ANDRE AGASSI: I'm glad nobody asked me then, because I would have said it might be anybody, but not Pete (laughter). I played Pete in Rome in 1989 and said, "The poor guy can't keep a ball in the court. He never should have got rid of his two-handed backhand. I just don't see a good future for him."

Q. Darren Cahill, 12 months on from his appointment, what has he brought to your game?

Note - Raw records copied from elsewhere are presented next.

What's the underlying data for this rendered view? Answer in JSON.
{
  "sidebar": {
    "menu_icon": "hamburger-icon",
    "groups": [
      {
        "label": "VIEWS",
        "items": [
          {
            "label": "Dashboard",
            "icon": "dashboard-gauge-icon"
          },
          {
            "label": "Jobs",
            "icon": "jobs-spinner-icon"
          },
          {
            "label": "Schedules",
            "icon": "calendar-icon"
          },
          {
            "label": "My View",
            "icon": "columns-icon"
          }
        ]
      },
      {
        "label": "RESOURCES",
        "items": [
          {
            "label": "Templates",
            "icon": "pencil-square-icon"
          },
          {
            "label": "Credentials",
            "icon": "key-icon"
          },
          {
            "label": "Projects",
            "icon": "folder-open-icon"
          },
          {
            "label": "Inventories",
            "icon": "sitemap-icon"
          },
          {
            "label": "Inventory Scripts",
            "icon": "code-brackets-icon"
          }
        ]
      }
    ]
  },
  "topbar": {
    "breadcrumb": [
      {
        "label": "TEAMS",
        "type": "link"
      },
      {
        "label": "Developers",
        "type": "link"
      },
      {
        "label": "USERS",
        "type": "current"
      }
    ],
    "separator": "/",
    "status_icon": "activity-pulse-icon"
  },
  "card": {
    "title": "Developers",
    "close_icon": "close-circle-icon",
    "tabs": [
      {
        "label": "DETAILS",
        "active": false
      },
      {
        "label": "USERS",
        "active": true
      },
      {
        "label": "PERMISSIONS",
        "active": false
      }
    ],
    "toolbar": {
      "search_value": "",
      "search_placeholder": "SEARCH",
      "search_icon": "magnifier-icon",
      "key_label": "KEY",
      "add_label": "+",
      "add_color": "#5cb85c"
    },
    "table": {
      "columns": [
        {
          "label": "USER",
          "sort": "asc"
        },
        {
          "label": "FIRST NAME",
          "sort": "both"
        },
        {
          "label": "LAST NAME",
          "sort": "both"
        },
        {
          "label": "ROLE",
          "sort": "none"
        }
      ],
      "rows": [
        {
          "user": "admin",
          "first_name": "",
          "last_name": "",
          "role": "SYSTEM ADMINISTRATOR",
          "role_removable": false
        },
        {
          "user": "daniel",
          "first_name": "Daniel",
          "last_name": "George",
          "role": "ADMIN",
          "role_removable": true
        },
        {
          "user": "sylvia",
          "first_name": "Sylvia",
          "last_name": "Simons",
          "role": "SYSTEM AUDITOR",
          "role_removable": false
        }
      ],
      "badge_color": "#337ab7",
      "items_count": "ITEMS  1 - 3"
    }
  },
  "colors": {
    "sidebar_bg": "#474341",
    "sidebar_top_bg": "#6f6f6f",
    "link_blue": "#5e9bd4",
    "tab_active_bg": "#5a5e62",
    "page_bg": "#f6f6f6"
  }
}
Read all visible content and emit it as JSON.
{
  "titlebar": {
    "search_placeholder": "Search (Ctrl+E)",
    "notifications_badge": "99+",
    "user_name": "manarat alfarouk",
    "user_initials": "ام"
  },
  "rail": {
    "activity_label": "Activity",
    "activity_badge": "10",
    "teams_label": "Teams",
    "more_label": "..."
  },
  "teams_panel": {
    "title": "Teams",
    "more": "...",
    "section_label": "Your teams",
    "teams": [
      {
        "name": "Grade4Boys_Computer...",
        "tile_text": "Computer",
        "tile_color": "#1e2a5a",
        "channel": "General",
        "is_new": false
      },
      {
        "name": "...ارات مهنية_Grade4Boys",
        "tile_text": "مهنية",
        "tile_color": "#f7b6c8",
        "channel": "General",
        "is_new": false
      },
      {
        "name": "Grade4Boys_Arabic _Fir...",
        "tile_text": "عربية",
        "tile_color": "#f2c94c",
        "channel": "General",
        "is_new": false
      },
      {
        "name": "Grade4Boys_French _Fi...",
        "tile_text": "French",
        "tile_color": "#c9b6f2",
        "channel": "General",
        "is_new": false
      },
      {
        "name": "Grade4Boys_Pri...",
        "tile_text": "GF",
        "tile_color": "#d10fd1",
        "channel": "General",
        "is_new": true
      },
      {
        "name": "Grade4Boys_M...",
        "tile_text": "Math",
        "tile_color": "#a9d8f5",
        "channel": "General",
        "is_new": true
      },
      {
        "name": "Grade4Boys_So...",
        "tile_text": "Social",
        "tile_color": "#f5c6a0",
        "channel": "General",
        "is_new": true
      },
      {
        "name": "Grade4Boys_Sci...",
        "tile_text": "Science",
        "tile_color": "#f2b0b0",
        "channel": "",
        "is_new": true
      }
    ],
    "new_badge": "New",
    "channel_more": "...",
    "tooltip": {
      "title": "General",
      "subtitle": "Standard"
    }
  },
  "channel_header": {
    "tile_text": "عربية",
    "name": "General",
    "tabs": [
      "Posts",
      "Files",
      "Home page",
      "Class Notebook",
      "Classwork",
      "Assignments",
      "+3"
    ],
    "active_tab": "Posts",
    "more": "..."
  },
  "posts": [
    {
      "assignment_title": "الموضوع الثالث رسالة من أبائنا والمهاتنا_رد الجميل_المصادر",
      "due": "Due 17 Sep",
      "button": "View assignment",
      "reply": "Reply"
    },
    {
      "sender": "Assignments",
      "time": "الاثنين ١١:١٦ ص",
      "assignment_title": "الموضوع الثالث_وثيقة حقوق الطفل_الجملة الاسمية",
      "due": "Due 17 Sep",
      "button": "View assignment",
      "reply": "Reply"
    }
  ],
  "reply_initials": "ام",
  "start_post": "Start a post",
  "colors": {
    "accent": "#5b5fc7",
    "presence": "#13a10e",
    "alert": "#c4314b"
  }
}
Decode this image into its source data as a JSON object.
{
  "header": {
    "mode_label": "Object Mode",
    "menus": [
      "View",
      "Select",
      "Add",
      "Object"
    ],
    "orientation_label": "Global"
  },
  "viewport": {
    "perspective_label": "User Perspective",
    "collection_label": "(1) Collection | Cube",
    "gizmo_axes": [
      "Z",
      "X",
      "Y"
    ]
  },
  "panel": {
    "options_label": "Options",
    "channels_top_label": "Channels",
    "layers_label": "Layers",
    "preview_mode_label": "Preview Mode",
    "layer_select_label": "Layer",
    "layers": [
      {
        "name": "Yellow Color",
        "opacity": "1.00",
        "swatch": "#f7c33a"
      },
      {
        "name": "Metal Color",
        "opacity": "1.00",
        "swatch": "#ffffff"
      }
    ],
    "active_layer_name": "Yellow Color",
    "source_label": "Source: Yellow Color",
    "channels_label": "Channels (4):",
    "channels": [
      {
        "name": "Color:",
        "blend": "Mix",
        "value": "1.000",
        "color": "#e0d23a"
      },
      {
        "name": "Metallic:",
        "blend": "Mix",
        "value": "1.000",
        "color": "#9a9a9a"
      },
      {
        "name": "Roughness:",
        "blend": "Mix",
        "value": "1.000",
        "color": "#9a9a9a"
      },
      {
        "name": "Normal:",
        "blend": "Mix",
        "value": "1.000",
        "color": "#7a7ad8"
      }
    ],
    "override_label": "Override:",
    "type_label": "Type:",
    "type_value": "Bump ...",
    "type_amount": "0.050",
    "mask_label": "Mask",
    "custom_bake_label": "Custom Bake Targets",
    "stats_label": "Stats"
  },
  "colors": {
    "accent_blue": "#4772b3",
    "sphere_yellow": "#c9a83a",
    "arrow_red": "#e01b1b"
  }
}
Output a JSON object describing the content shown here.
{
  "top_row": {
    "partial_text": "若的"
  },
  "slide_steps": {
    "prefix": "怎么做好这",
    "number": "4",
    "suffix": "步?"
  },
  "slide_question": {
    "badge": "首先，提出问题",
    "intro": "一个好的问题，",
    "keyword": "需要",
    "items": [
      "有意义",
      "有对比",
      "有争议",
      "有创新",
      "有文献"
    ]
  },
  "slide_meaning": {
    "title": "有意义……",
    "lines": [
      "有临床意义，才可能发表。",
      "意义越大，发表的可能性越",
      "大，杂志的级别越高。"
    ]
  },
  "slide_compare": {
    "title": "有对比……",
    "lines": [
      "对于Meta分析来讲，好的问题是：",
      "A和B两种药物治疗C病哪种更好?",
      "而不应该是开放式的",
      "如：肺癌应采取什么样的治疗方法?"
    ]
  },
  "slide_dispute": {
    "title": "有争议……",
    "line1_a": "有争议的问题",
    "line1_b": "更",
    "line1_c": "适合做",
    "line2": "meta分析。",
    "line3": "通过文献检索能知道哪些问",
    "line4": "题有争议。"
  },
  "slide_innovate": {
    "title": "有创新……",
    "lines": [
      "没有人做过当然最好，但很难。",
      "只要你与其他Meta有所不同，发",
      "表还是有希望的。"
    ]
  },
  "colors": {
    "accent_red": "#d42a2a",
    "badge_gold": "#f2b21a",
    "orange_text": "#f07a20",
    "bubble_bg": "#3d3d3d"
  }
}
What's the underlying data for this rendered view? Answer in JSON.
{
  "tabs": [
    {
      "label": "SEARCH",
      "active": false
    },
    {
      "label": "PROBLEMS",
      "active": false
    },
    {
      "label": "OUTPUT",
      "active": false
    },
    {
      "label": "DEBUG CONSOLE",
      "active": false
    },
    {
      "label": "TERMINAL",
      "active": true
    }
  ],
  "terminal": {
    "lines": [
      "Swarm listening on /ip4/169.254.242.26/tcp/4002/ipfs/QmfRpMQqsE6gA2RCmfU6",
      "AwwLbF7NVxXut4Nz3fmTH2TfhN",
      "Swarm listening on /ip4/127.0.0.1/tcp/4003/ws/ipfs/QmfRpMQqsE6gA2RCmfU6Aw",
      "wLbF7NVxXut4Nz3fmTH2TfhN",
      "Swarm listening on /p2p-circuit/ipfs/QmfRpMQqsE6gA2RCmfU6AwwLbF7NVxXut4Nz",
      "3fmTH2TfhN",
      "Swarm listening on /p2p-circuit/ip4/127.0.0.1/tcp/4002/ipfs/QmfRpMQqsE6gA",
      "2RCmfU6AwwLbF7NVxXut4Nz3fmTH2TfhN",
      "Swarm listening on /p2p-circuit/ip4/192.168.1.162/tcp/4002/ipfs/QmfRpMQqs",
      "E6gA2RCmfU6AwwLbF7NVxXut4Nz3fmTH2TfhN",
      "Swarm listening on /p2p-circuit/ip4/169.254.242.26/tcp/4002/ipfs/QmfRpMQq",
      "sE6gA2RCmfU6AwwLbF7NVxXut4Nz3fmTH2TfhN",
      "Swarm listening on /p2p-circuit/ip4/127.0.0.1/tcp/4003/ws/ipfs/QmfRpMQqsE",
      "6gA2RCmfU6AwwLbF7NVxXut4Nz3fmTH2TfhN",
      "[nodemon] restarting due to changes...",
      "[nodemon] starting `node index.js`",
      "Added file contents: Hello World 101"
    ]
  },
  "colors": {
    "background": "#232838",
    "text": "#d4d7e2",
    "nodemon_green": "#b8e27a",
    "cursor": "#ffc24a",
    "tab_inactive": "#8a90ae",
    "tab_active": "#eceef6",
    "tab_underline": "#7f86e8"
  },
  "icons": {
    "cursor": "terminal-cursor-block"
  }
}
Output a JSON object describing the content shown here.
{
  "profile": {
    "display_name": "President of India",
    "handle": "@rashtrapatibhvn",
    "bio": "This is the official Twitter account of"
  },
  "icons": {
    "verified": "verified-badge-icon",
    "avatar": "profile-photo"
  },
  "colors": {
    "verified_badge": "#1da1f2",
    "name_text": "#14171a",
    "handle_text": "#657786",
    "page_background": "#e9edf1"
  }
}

ANDRE AGASSI: He's added a tremendous amount. If you really look at it for what it was, last year I left here not only in jeopardy of maybe never playing the game of tennis again, but I left here losing the win here at the Australian Open. I had the win at Palm Springs coming off, I had the win at Key Biscayne coming off. I was a lot closer to 50 in the world than I was 5 in the world with the future unsure. For him to step in and say, "Let's put our head down and go to work, I think there's things I can help you with," that doesn't just speak to him as a coach, because that's a given, but it also speaks to him as a man, somebody who's willing to step into that situation like that with potentially only downside. Unless I'm out here competing to win Slams, he's failed at his job. It takes a strong person to step up and do that, and I appreciated his commitment to me professionally and personally and still do. He's brought a tremendous amount of inspiration to my game, focus, and he's helped me get better.

Q. Wins like today, where it's very tight, the adrenaline is really going, sweeter now for you than they were ten years ago?

ANDRE AGASSI: I think so. I think everything sort of gets exaggerated as you get older. You realize there's less of everything out there to experience. That includes the disappointments. Unfortunately, you need a disappointment to appreciate how good it is to get through difficult matches. I definitely enjoy it more now.

 
< Précédent   Suivant >